In view of his wealth and standing and his alliance in marriage with another leading Essex family, strangely little is known about Bonham’s life after 1540. He has to be distinguished from three namesakes: one, a Wiltshireman, was a courtier in the 1520s, another was a resident of Colchester who was probably a juror at the abbot of Colchester’s trial in 1539, and the third belonged to the Stationers’ Company of London. It was certainly the Member who was plaintiff in a chancery case relating to the sale of wood from Little Stanway, Essex; in connexion either with this sale or with a debt previously incurred Bonham assigned his wage as one of the gentlemen pensioners to his creditors. Bonham did not hold any office in Essex; his name appears in a list of commissioners for the muster in 1546, but the appointment cannot have been confirmed, for it was later deleted. He served in the French campaign of 1544, the year in which he was also party to a sale of Peldon Hall manor, which had probably come to him in his wife’s right. In June 1543 the owner of the other moiety of Stanway Hall manor, Francis Clopton (a cousin of the Knyvets) wrote to John Gates to thank him for the pains he had taken, albeit unsuccessfully, to persuade Bonham to sell Clopton his moiety of the manor. Failing a sale, Clopton wanted the manor partitioned so that each owner could deal with his part independently, but to this Bonham’s wife would not agree: she feared that she and her husband would lose the manor house, and rather than that ‘she would put away any part of her inheritance’. In 1544 a private bill was drafted by which Bonham was to exchange Peldon with the King for other land, Peldon being near the sea and affording a good harbour for the royal navy; this plan fell through, but in April 1544 the court of augmentations paid Bonham £680 for the manor, which, however, did not remain with the crown but was soon afterwards granted to (Sir) William Petre. Between 1539 and 1544 Bonham had sold by fine to various private purchasers land in Essex exceeding £600 in value.5

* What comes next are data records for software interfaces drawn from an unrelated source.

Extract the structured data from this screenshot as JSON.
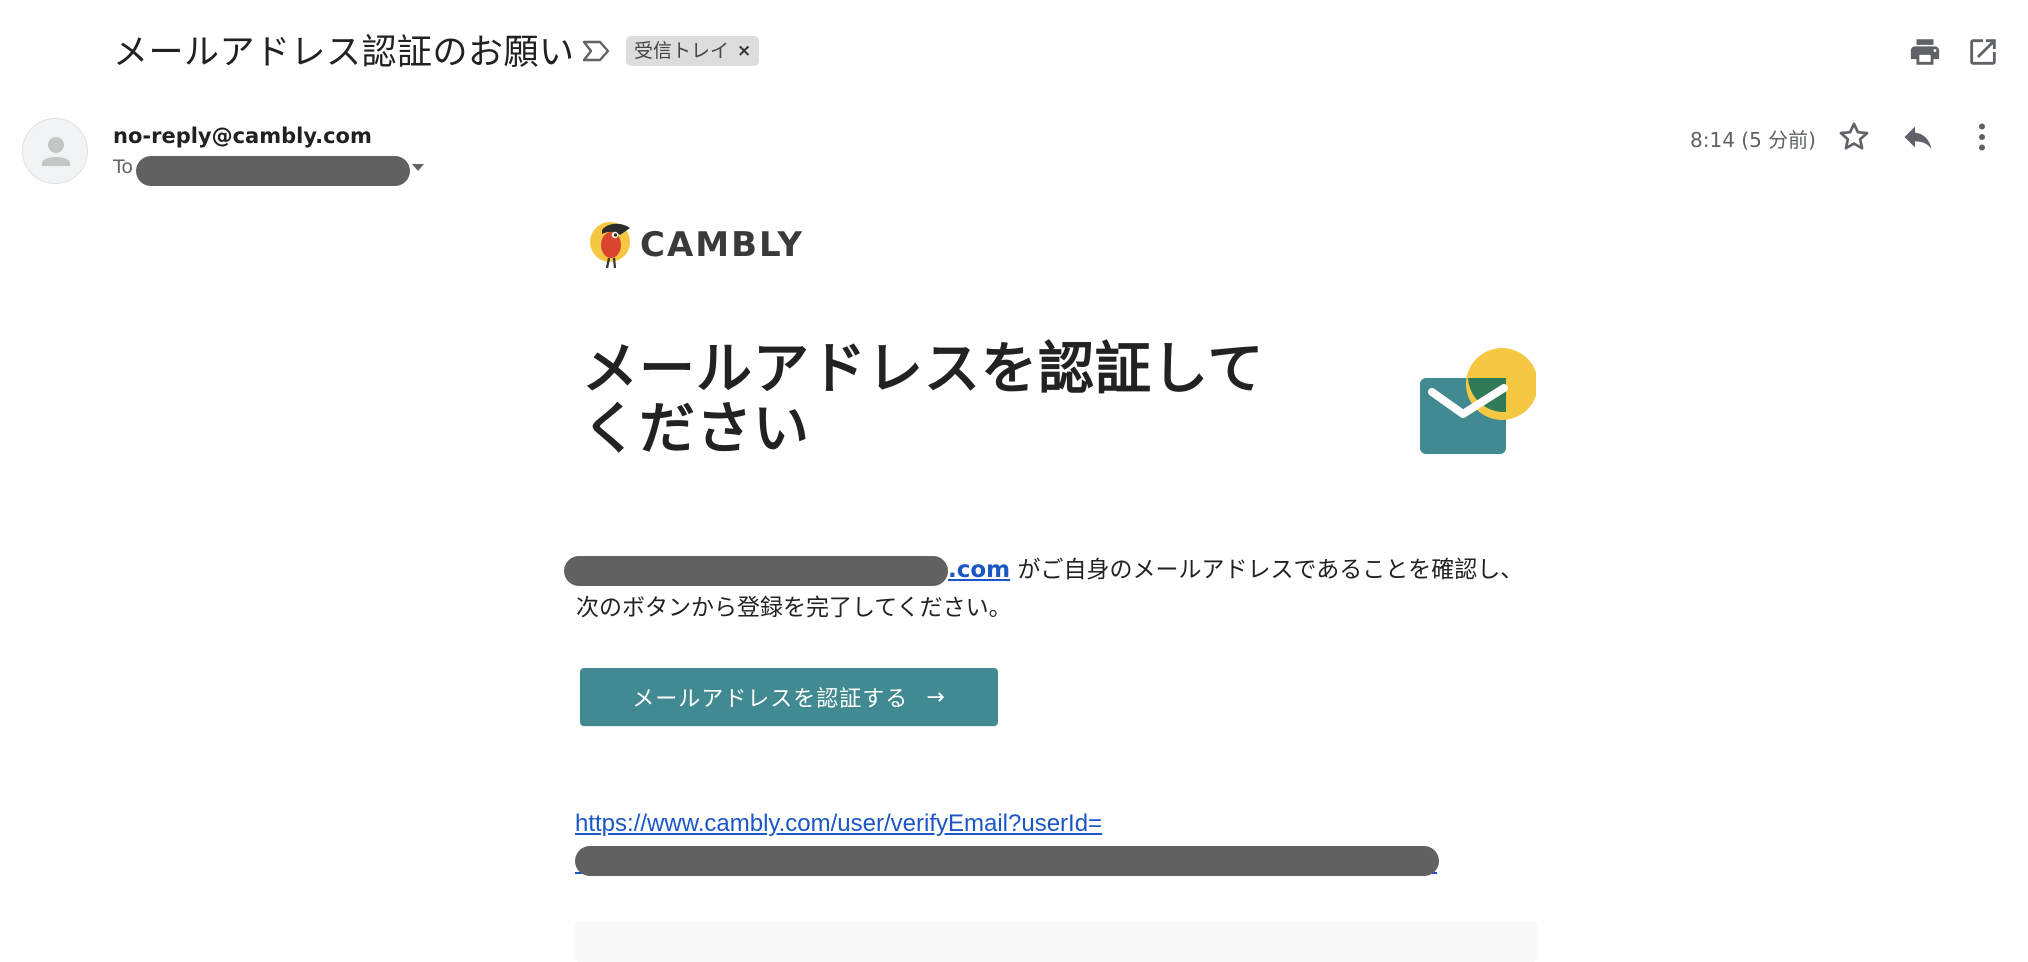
{
  "email": {
    "subject": "メールアドレス認証のお願い",
    "label_chip": "受信トレイ",
    "label_chip_close": "×",
    "sender": "no-reply@cambly.com",
    "to_label": "To",
    "time": "8:14 (5 分前)"
  },
  "icons": {
    "important": "label-important-icon",
    "print": "print-icon",
    "open_new": "open-in-new-window-icon",
    "star": "star-icon",
    "reply": "reply-icon",
    "more": "more-vert-icon",
    "caret": "caret-down-icon",
    "arrow": "arrow-right-icon"
  },
  "content": {
    "logo_text": "CAMBLY",
    "hero_title": "メールアドレスを認証してください",
    "email_link_suffix": ".com",
    "body_text": " がご自身のメールアドレスであることを確認し、次のボタンから登録を完了してください。",
    "cta_label": "メールアドレスを認証する",
    "cta_arrow": "→",
    "verify_url": "https://www.cambly.com/user/verifyEmail?userId="
  },
  "colors": {
    "brand_teal": "#428a91",
    "link_blue": "#1a56c4",
    "accent_yellow": "#f6c743",
    "redaction": "#616161"
  }
}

Bonham’s end is obscure. His name appears with his brother Walter’s among the gentlemen pensioners assessed for subsidy in 1545 and 1546, his assessment being £50 on land on the first occasion and £100 on the second, and on 27 Feb. 1547 he and his brother were in opposing teams at a joust. The only later reference which has come to light shows Bonham selling two bells and the lead from the roof of Stanway church, and seizing some of its vestments, but these spoliations cannot be dated more precisely than during the reign of Edward VI. The historian of the family says that Bonham probably died in 1568, but without producing evidence that he lived so long. On the contrary, his disappearance from the records suggests that he died in or shortly after 1547, perhaps in the Scottish war of that year in which Walter Bonham gained his knighthood and a number of gentlemen pensioners are known to have lost their lives. He is not mentioned in Walter Bonham’s will of 1551, though both his other brothers are.6

Ref Volumes: 1509-1558

Author: D. F. Coros


  • 1. Essex RO, D/B3/1/2, f. 115v.
  • 2. Date of birth estimated from age at fa.’s i.p.m., C142/55/1. Vis. Essex (Harl. Soc. xiii), 352; G. J. Kidston, Bonhams of Essex and Wilts. 68-70; Essex RO, D/B3/1/2, f. 115b.
  • 3. LP Hen. VIII, xvii, xix, xx; C1/1194/40-41.
  • 4. PCC 5 Hogen; Essex RO, D/B3/1/2, f. 115b.
  • 5. LP Hen. VIII, iv, xiv, xvii, xix, xx; C1/1194/40-41; SP1/244, f. 137; Essex Feet of Fines, iv. ed. Reaney and Fitch, 229, 253-5, 271.
  • 6. E179/96/36, 56; E. Anglian N. and Q. n.s. ii. 154; Kidston, 70; Lit. Rems. Edw. VI, p. ccciii.